### The problem
Filter the records below for the word "film". Copy each line that holds it.

### Entries supplied
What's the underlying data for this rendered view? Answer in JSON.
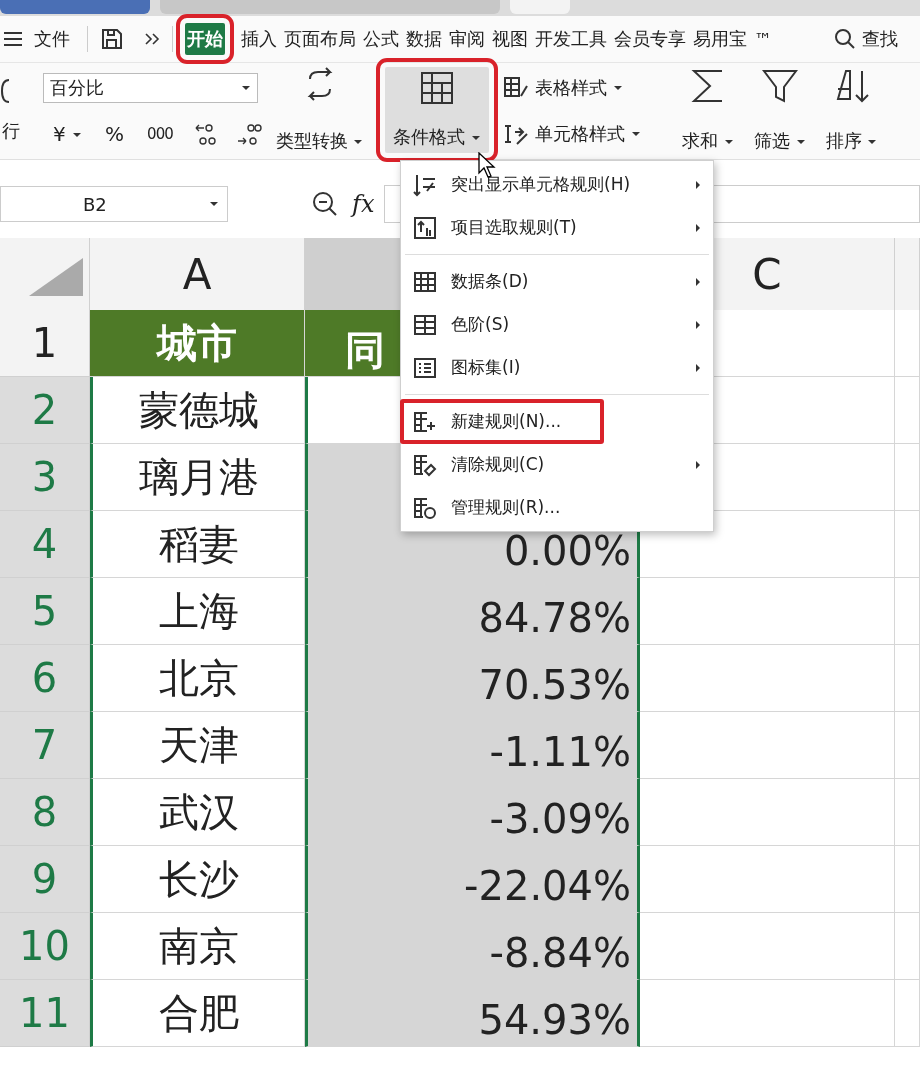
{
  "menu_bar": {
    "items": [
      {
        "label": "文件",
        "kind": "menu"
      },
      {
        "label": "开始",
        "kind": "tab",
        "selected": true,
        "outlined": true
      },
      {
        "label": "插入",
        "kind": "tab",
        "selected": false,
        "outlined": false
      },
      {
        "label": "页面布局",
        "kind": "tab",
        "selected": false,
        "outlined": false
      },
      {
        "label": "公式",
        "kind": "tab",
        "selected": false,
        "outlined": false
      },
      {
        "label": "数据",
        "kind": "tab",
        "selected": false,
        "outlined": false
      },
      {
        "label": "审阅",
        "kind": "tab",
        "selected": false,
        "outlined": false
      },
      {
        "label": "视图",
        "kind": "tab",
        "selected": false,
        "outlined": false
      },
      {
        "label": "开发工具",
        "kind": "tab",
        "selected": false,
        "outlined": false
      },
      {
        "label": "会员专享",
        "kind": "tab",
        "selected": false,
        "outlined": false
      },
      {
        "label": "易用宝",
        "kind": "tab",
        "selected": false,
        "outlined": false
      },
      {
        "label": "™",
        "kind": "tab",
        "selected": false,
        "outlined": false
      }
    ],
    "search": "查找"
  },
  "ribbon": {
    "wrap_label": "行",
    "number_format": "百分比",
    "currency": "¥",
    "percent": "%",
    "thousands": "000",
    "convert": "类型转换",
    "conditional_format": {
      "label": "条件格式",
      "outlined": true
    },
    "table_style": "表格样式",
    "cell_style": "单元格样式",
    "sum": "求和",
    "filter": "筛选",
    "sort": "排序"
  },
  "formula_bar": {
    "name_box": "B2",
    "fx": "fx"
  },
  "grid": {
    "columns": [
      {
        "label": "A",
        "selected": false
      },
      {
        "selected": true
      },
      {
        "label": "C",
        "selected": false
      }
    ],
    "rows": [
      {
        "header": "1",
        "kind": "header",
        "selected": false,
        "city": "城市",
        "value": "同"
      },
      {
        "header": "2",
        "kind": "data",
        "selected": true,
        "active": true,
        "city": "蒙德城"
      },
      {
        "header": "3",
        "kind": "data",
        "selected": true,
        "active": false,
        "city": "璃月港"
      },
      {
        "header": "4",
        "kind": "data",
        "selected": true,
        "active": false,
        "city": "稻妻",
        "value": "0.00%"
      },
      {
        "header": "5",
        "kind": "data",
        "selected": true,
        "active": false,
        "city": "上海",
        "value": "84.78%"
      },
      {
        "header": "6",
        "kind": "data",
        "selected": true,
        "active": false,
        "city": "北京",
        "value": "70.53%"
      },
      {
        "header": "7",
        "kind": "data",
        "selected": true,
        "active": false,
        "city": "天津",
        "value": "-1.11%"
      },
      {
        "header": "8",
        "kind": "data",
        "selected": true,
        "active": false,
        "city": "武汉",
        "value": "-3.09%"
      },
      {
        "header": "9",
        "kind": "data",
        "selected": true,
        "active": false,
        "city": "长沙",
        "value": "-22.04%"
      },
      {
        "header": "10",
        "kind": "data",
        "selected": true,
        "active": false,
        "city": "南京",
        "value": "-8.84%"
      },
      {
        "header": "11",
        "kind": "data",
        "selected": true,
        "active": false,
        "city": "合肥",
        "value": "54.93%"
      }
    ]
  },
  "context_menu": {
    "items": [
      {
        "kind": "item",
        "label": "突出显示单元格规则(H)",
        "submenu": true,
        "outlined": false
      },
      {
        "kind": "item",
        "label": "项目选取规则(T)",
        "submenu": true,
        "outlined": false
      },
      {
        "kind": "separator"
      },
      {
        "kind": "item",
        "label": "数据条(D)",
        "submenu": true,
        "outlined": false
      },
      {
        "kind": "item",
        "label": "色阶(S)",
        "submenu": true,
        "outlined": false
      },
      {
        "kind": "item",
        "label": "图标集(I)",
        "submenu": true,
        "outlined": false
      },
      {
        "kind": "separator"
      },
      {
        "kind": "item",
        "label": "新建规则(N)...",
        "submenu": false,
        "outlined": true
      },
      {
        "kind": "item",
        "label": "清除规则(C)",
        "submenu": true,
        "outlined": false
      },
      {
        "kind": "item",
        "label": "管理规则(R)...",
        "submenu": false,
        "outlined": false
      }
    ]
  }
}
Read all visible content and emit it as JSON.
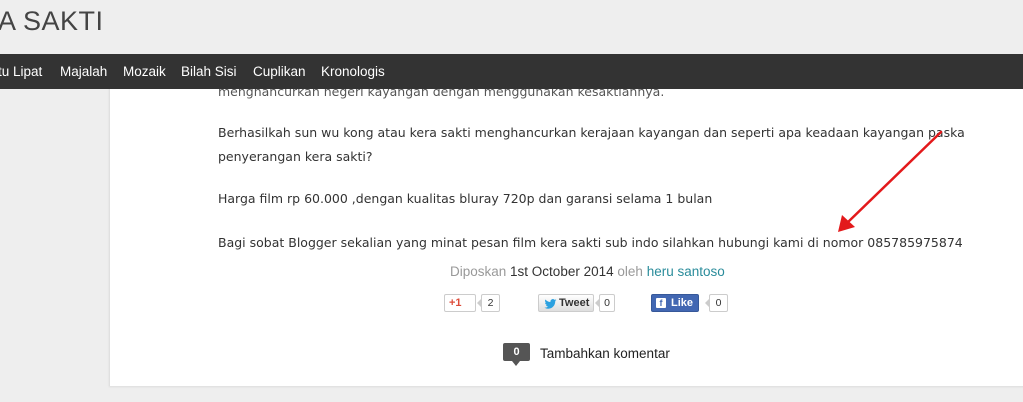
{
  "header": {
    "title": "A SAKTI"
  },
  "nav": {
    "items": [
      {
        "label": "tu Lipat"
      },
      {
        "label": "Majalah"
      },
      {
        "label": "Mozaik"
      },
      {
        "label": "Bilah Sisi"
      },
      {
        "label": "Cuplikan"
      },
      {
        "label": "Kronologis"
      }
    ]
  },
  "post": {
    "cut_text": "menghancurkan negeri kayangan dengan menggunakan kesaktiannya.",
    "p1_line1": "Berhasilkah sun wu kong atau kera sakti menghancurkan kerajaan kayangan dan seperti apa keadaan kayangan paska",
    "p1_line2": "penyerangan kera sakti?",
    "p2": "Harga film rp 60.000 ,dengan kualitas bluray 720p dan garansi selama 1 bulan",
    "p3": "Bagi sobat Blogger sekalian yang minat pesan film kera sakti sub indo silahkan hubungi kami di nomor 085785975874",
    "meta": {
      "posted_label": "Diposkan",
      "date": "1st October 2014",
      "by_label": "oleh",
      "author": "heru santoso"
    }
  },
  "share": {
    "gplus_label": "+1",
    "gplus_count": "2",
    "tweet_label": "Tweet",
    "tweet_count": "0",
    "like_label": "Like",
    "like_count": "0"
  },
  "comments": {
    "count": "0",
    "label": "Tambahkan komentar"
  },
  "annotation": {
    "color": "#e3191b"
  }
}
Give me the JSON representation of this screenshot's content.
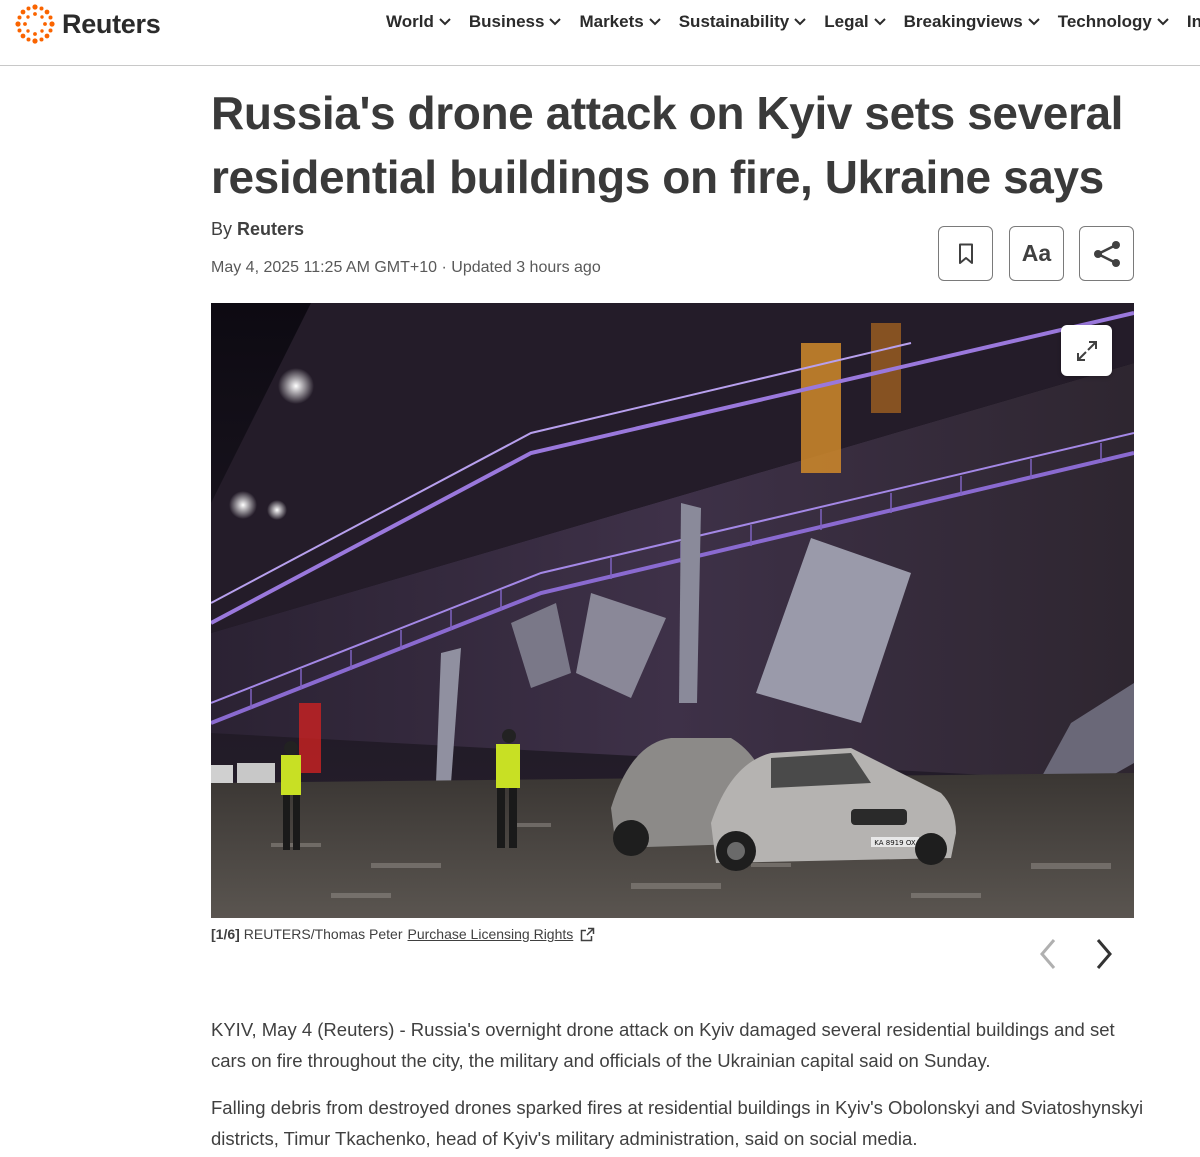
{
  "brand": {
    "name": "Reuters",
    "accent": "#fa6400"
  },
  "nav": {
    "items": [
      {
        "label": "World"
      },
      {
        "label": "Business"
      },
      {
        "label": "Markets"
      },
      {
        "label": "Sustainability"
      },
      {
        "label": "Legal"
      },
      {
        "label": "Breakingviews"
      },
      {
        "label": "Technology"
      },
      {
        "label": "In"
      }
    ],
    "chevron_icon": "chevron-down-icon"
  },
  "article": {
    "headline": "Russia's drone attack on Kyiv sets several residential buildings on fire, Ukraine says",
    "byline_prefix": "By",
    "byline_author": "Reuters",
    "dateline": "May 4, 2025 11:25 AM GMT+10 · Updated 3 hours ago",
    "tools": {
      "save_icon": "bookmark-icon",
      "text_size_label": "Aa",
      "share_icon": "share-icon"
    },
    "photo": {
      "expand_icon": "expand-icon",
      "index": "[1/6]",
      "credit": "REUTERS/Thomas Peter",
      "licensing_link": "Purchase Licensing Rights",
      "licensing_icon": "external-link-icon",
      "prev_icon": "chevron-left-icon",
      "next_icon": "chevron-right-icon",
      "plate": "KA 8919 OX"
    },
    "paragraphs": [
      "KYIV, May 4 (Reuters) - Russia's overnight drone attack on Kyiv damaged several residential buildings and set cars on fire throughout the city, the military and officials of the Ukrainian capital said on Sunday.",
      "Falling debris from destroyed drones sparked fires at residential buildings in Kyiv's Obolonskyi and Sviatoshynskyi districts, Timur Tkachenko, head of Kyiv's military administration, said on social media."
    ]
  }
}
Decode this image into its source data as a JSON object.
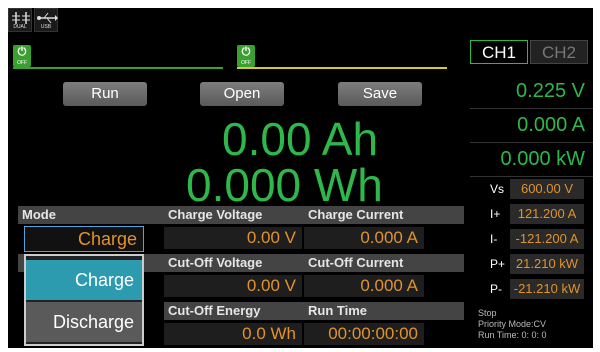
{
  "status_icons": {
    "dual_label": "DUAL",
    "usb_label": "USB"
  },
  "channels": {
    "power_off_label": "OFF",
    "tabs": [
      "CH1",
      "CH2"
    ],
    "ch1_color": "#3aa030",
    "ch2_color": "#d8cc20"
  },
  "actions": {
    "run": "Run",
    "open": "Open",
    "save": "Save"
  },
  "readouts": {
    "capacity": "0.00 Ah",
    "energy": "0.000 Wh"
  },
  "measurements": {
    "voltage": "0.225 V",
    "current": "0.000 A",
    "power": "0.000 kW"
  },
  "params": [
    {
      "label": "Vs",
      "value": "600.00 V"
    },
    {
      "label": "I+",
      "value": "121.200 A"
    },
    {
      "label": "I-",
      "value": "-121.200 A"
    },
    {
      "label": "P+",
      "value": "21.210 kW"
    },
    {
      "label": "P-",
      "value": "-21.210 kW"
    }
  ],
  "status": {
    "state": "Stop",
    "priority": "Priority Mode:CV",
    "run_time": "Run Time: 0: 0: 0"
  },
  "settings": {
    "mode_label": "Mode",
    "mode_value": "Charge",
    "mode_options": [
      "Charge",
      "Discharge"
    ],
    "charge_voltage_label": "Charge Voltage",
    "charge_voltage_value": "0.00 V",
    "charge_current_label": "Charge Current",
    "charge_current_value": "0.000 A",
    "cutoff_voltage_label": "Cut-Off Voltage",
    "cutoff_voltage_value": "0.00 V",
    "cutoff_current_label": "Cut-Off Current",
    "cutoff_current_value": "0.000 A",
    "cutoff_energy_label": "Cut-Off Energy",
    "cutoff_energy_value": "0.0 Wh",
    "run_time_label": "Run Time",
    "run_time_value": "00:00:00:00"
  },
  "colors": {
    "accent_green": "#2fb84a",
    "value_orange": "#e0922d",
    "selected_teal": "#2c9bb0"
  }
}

### Exercise output
    "p2": "Harga film rp 60.000 ,dengan kualitas bluray 720p dan garansi selama 1 bulan",
    "p3": "Bagi sobat Blogger sekalian yang minat pesan film kera sakti sub indo silahkan hubungi kami di nomor 085785975874",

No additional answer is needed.